-Google Pac-Man consumed 4,819,352 hours of time (beyond the 33.6m daily man hours of attention that Google Search gets in a given day)
-$120,483,800 is the dollar tally, If the average Google user has a COST of $25/hr (note that cost is 1.3 – 2.0 X pay rate).
-For that same cost, you could hire all 19,835 google employees, from Larry and Sergey down to their janitors, and get 6 weeks of their time. Imagine what you could build with that army of man power.
-$298,803,988 is the dollar tally if all of the Pac-Man players had an approximate cost of the average Google employee.
I hope you’ve enjoyed our Pac-Man data journey as much as we have. Next up in our on our data-hacking list, we’ll be digging in to find the laziest and most productive countries and cities in the world. Where do you think yours ranks?
Crazy numbers. I love stuff like this, even if it serves no practical purpose in my own life. Oh, and as far as that productivity thing goes, I can tell you where my city ranks. I live in a beach town.

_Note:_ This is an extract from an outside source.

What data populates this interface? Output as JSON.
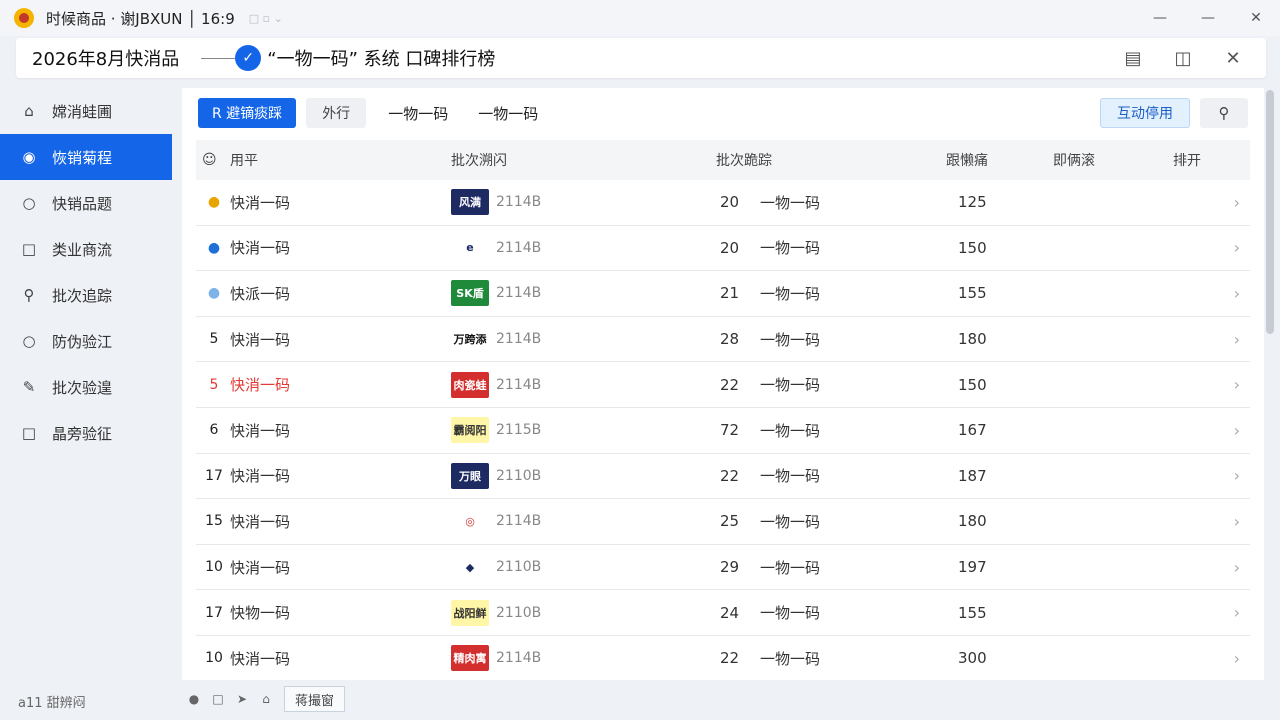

No one is ever doing anything.
The mobile world is Google’s oyster
I’ve spent most of my tech reading time over the past few days reviewing the world’s reactions to Google I/O. Google announced some pretty cool stuff for Android, and the company clearly has Apple in its sights when it comes to market share. Even more interesting to me, though, was that the “Microsoft” didn’t seem to be on anyone’s mind. John Gruber put together a great read on the subject, so I’ll defer to him here.
As Gruber sees it, Google is taking its gigantic, Android-shaped bite out of Microsoft’s pie, not Apple’s. Google is the licensed OS player because it licenses Android for free, not on a fee-per-unit basis. That says nothing of Microsoft’s crazy volume requirements to turn a profit. The company currently charges something between $8 and $12 per handset. When you hold just 6.8 percent of the world market share, that license fee is a joke.

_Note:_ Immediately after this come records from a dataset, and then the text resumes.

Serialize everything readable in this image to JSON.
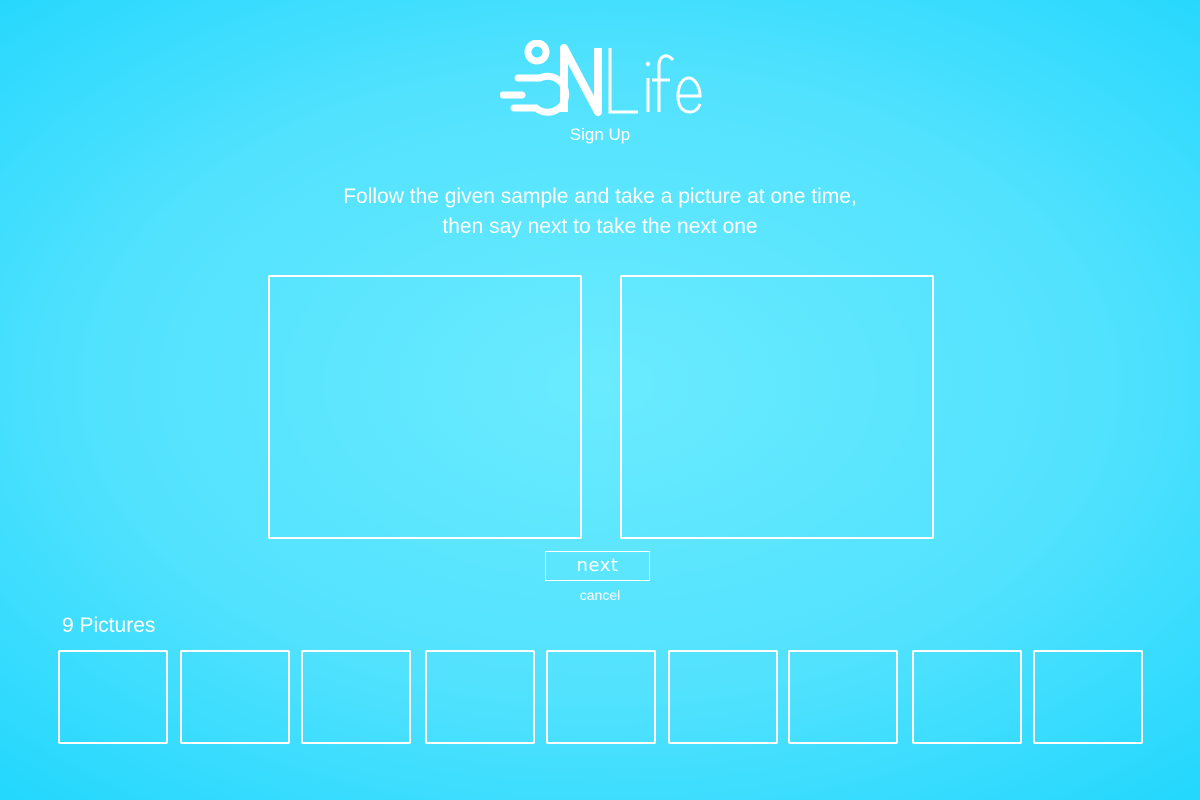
{
  "app": {
    "logo_text": "3NLife",
    "subtitle": "Sign Up"
  },
  "instructions": {
    "line1": "Follow the given sample and take a picture at one time,",
    "line2": "then say next to take the next one"
  },
  "actions": {
    "next_label": "next",
    "cancel_label": "cancel"
  },
  "gallery": {
    "title": "9 Pictures",
    "count": 9
  },
  "colors": {
    "background": "#52e2fe",
    "foreground": "#ffffff"
  }
}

The volume game isn’t necessarily where you find the profits, either. Nokia sells a LOT more units than Apple, but Apple still makes a better profit. Microsoft is in an absolutely awful position to make a dent in the market. Hell, they still haven’t even launched a competitive platform. Microsoft was already too late when the iPhone launched three years ago. I have to thank John Gruber for this Ballmer quote about the iPhone launch, which I had never seen before:
“There’s no chance that the iPhone is going to get any significant market share. No chance. It’s a $500 subsidized item. They may make a lot of money. But if you actually take a look at the 1.3 billion phones that get sold, I’d prefer to have our software in 60 percent or 70 percent or 80 percent of them, than I would to have 2 percent or 3 percent, which is what Apple might get.”

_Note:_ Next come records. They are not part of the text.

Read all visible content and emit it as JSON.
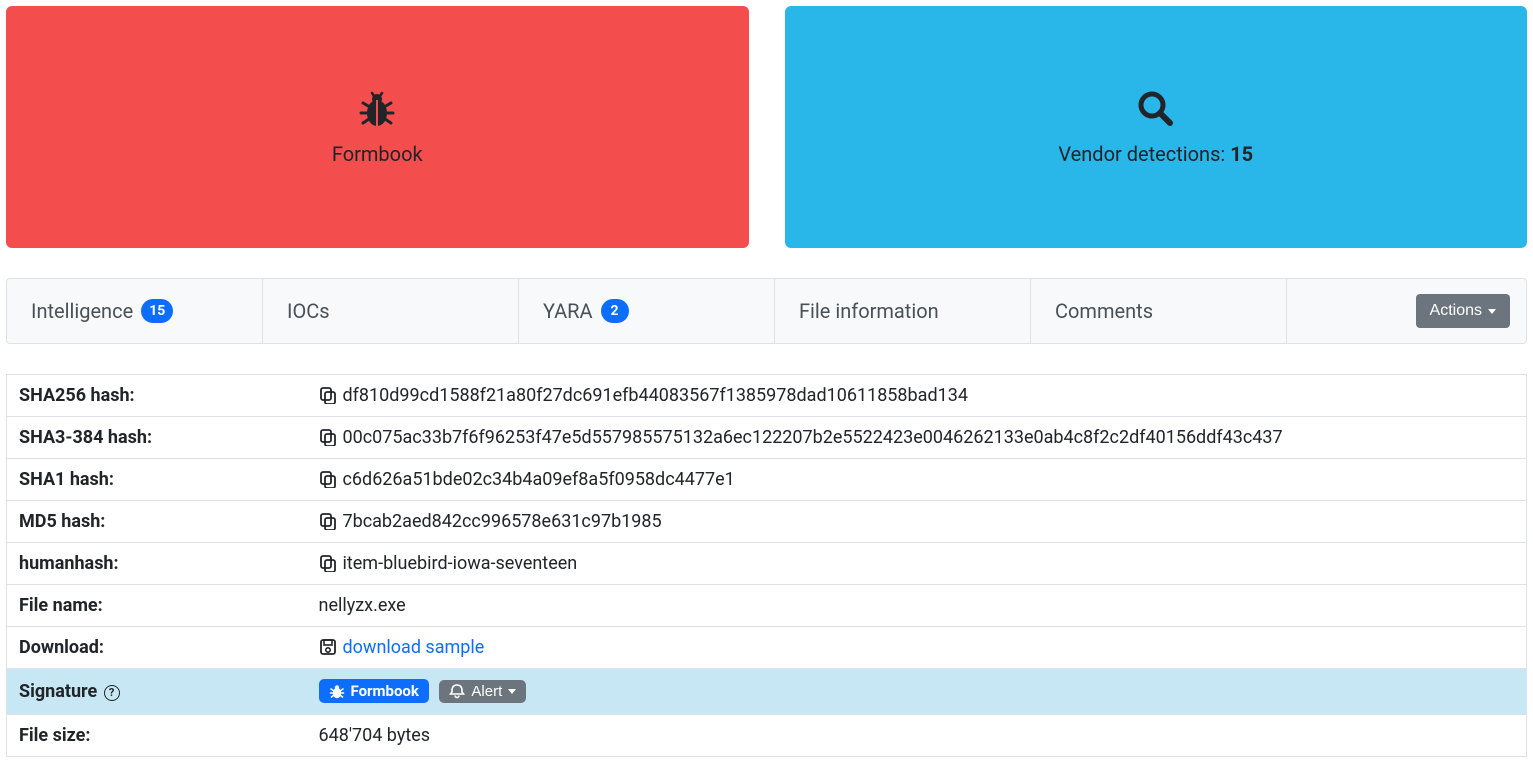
{
  "cards": {
    "malware": {
      "name": "Formbook"
    },
    "detections": {
      "label": "Vendor detections: ",
      "count": "15"
    }
  },
  "tabs": {
    "intelligence": {
      "label": "Intelligence",
      "badge": "15"
    },
    "iocs": {
      "label": "IOCs"
    },
    "yara": {
      "label": "YARA",
      "badge": "2"
    },
    "fileinfo": {
      "label": "File information"
    },
    "comments": {
      "label": "Comments"
    },
    "actions_label": "Actions"
  },
  "rows": {
    "sha256": {
      "label": "SHA256 hash:",
      "value": "df810d99cd1588f21a80f27dc691efb44083567f1385978dad10611858bad134"
    },
    "sha3_384": {
      "label": "SHA3-384 hash:",
      "value": "00c075ac33b7f6f96253f47e5d557985575132a6ec122207b2e5522423e0046262133e0ab4c8f2c2df40156ddf43c437"
    },
    "sha1": {
      "label": "SHA1 hash:",
      "value": "c6d626a51bde02c34b4a09ef8a5f0958dc4477e1"
    },
    "md5": {
      "label": "MD5 hash:",
      "value": "7bcab2aed842cc996578e631c97b1985"
    },
    "humanhash": {
      "label": "humanhash:",
      "value": "item-bluebird-iowa-seventeen"
    },
    "filename": {
      "label": "File name:",
      "value": "nellyzx.exe"
    },
    "download": {
      "label": "Download:",
      "link_text": "download sample"
    },
    "signature": {
      "label": "Signature ",
      "badge": "Formbook",
      "alert": "Alert"
    },
    "filesize": {
      "label": "File size:",
      "value": "648'704 bytes"
    }
  }
}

Well, Steve, I have bad news. The iPhone OS was just reported at 15.2 percent of the global market share. That 80 percent market share you were hoping for? Yeah, that’s never going to happen.
Source: Daring Fireball
I’ll have what Carol Bartz is having
Yahoo CEO Carol Bartz has had some…interesting…things to say about the future of the web and her company’s competition with Google. This latest tidbit, which comes courtesy of a BBC interview, is a real humdinger.
According to Bartz:
Google is going to have a problem because Google is only known for search…It is only half our business; it’s 99.9% of their business. They’ve got to find other things to do…Google has to grow a company the size of Yahoo every year to be interesting.
What’s that now, Carol? At the risk of sounding the Google fanboy, I’m willing to call this lady nuts. Completely bonkers, actually. No sane person can honestly say Google lacks diversity. The company is reaching into every aspect of web-connected living, or life as some call it. HP just dropped Microsoft in favor of Google’s OS for tablet devices and let’s not forget that Google as a search engine is the juggernaut of the industry. That says nothing of the other services Google provides. In case, like Carol Bartz, you’ve forgotten what that portfolio looks like, you can check out a full list of products here.
If that still doesn’t have you convinced, consider this chart from the NYT comparing the endeavors of the world’s great tech empires.